Daniel Klein: This is my favorite from George Bush. It points to what we call the analytic synthetic shuffle. And that's referring to Immanuel Kant's distinction between analytic and synthetic statements. So Bush says, "If the Iraqi regime is able to produce, buy or steal an amount of highly enriched uranium a little larger than a single softball, it could have a nuclear weapon in less than a year." And you know what? He's right, because it's an analytic statement. And an analytic statement is one where the predicate is contained in the subject. As Robert Jensen, from CounterPunch, pointed out, all Bush is really saying is if Iraqi had the capability of producing a nuclear bomb, it would have the capability of producing a nuclear bomb, which is hard to argue with.

Thomas Cathcart: Apparently the difficult part of making a nuclear weapon is getting a source of highly enriched uranium.

Daniel Klein: It's a little bit like when two guys are listening to a singer. And one guy says, "God, what a great singer he is." And the other guy says, "Ah, if I had his voice, I'd be a great singer too." Badda-bing.

BuzzFlash: Badda-bing.

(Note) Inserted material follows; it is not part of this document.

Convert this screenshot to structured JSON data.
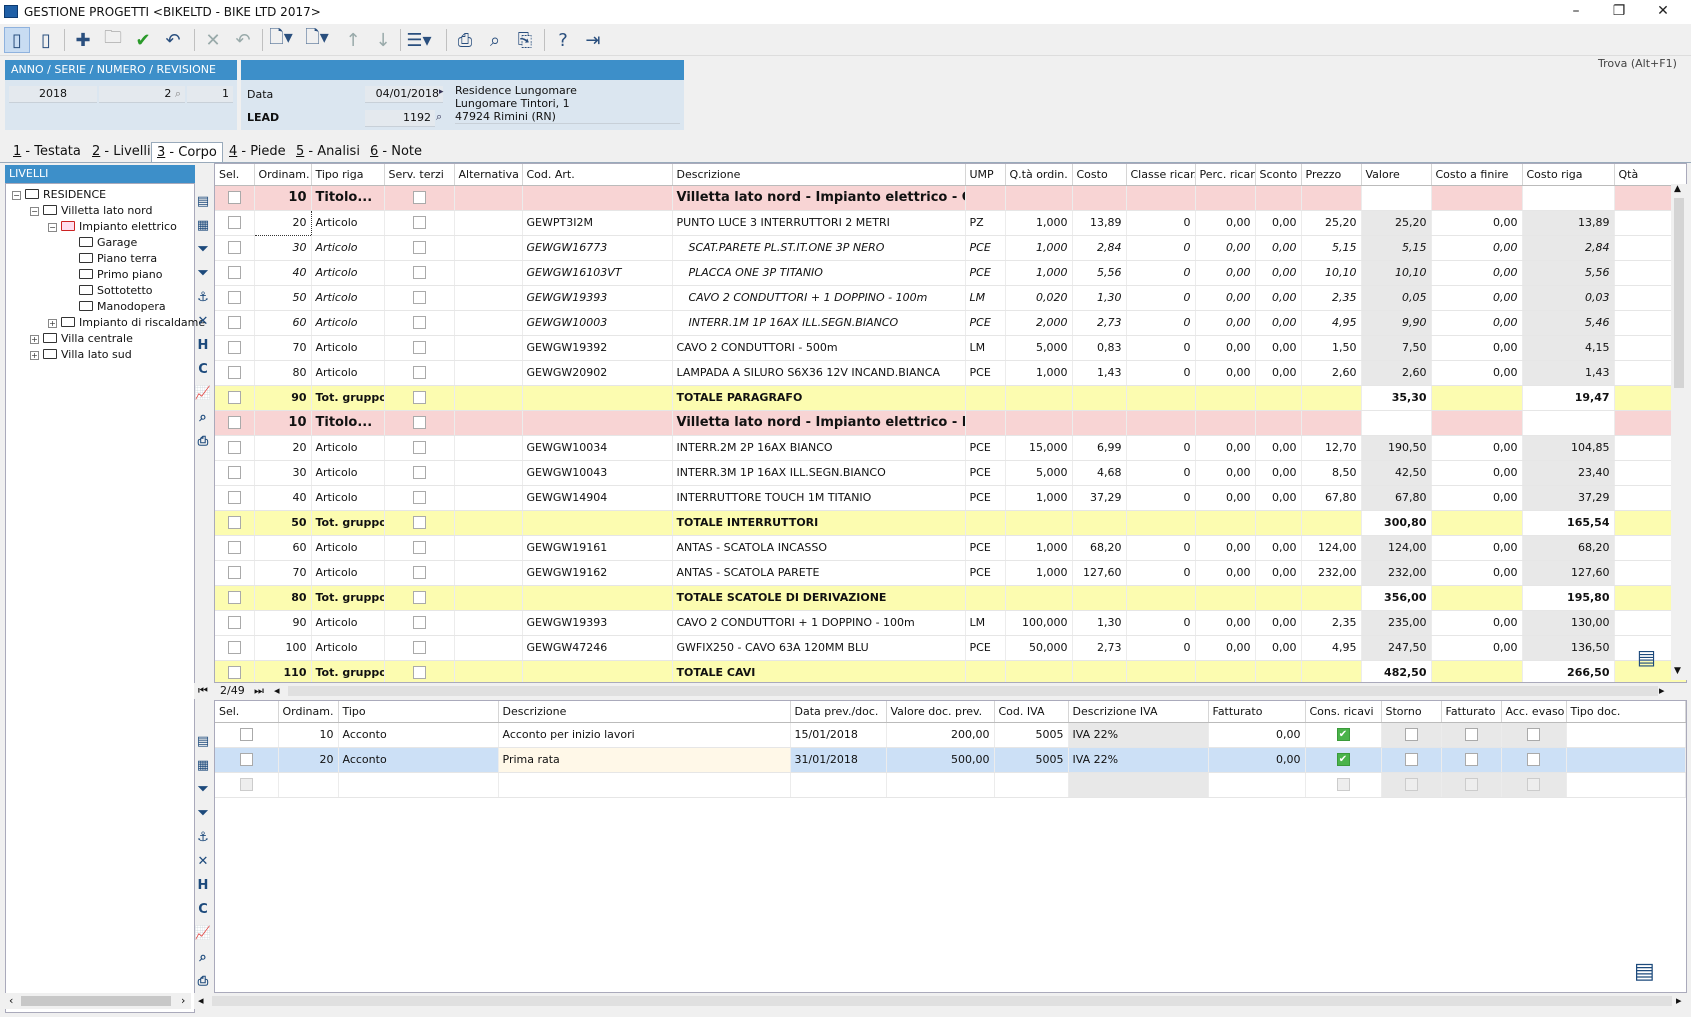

Okay, well, thank you, Tom and Danny, so much. And thank you for this wonderful book. I think our readers will love it. And keep up the work. We look forward to a third volume.

Daniel Klein: All right. Thank you, Mark.

BuzzFlash: Thanks a lot.

Thomas Cathcart: Bye-bye.

BuzzFlash Interview conducted by Mark Karllin.

* * *


Aristotle and an Aardvark Go To Washington: Understanding Political Doublespeak Through Philosophy and Jokes.

Plato and a Platypus Walk Into a Bar: Understanding Philosophy Through Jokes.


Read 679 times Last modified on Thursday, 14 February 2008 08:02